▶ [What is required]:
For every line of the material below, check for the string "document" and return the line if it is there.

▶ [Extracted information]:
════════════════════

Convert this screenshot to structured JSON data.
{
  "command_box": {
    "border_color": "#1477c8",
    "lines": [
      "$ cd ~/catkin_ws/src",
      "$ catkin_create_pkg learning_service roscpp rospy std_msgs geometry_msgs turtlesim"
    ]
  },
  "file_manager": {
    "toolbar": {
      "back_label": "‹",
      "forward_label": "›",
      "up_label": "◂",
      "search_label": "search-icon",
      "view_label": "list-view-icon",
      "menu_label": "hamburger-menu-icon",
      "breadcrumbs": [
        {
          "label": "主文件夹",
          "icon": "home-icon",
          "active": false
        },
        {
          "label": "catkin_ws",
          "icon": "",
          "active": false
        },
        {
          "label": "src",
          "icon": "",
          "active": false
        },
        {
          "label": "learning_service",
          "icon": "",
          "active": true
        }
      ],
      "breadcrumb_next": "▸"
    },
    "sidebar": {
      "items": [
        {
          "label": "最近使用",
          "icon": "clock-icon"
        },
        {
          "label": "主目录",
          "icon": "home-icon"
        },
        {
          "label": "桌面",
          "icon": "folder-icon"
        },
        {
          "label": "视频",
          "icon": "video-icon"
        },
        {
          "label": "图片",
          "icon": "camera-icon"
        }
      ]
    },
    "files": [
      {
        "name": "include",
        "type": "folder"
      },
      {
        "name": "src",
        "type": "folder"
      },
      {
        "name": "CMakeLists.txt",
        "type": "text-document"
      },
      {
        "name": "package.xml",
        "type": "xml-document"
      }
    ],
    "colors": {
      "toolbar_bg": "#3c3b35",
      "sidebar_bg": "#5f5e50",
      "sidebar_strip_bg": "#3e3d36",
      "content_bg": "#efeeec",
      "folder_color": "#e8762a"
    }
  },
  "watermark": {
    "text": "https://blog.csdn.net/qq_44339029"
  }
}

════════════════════

▶ [Completed task]:
        "type": "text-document"
        "type": "xml-document"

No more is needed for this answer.